1. Frequency, Usability and Noticing Principle: A lot of useful/usable, high-frequency

vocabulary is not made up of “new” words, but of combinations of “old” words. Classroom
implication: Students need to be taught how to notice these combinations.
2. “Chunking” Principle: Multi-word chunks tend to be stored, remembered and retrieved
more easily than isolated words. Classroom implication: Students need to be taught how to
learn and record new vocabulary in chunks.
3. Multiple exposures principle: Students are more likely to internalize a lexical item if they
come across it several times, in and out of the classroom. Classroom implication: Students
need frequent opportunities for recycling.
4. Associations principle: Playing “mental games” with new lexis helps retention.
Classroom implication: Students need to learn how to make associations between what
they’ve learned and what they already know. Luiz Otávio Barros.

In this e-talk I’ll be focusing on principles 1 and 2.

Having an “advanced” command of vocabulary does not only mean knowing 10 ways of
walking or, say, what sounds different animals make. Progress at higher levels entails
learning 'old' words in new chunks and contexts. For example:

©Luiz Otávio Barros. All rights reserved.

Way - I found a way around the problem / you have a way with words / If I had my way,
I’d…/This is way better than that.

These “old” words used in new ways don’t usually jump off the page as much as “new”
words do. In other words, students are less likely to notice a phrase like “I found my way
around the problem” or “my expectations were met” than, say, “I was flabbergasted” or
“He lives down in the boondocks”. If we assume that what goes unnoticed goes unlearned,
then it makes sense to try and help students notice important lexis. There are a few ways in
which you can do this:

1. Point out patterns and ask students to write them down. Ask questions like: “What’s the
verb before expectations in the second paragraph?” Again, don’t assume students are
noticing collocations and chunks for themselves.
2. After students have read a text and done comprehension exercises, ask them to choose
three interesting phrases (rather than words) they’d like to learn for active use. To stop
them from focusing on the “difficult” words, tell them these phrases should not contain any
unknown vocabulary. That way, students are more likely to notice phrases like “jump to
conclusions”, “needless to say” or “I’ve been meaning to call you”. In the same way,
instead of asking, "Is there anything you don't understand in paragraph 2?" try "Is there anything
you’d like to learn for active use?” Luiz Otávio Barros.
3. Take responsibility for pointing out to students which lexical items are most useful and train
them to do the same.
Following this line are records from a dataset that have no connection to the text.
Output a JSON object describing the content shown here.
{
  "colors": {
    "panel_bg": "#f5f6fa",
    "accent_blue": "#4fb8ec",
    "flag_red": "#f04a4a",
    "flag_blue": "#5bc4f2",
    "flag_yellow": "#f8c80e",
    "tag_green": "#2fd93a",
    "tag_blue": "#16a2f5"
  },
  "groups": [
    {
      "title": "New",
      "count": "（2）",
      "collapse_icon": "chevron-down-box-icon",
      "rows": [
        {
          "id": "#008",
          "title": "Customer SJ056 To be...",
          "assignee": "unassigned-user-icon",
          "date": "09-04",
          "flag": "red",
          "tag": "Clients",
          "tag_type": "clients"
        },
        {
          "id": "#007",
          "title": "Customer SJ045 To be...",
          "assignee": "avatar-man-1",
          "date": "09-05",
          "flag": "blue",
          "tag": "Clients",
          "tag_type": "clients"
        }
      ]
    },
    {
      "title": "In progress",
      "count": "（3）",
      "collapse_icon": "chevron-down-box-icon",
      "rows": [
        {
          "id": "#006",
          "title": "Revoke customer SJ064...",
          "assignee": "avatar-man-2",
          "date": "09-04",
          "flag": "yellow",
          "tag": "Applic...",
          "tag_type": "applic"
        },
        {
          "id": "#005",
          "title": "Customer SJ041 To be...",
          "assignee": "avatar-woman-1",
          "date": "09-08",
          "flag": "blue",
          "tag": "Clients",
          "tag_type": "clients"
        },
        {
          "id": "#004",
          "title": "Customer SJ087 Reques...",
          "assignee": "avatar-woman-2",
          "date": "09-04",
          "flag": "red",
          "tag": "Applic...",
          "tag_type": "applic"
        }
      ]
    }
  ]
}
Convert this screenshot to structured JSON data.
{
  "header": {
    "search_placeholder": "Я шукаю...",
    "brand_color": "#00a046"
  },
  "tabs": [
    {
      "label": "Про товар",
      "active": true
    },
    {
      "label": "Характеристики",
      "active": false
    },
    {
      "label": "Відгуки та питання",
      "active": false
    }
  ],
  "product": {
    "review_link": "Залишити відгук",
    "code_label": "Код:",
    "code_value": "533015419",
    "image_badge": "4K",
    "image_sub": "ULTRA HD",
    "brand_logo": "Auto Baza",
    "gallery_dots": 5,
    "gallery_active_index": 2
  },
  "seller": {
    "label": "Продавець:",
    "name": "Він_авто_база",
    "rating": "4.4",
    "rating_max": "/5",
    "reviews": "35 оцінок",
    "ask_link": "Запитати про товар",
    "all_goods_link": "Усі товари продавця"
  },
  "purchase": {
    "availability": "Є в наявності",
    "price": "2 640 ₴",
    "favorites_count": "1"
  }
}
For example, choose a mix of high frequency/useful/usable and less
useful vocabulary from any given text and tell students to rate each phrase as  very useful
/  moderately useful /  not worth the trouble. Then carry out a class survey to discover
which lexis students found more useful.
4. Encourage students to record their new phrases as they find them rather than in a generic
form. For example: the odds that he will come are pretty slim rather than odds.
5. Teach students how to use a search engine like to look up collocations. For

Students browse through the results and make a note of the most frequent verbs and

©Luiz Otávio Barros. All rights reserved.

I hope these ideas make sense to you on some level and that you feel they’re worth
experimenting with. I’d be happy to answer any further questions you may have.

©Luiz Otávio Barros. All rights reserved.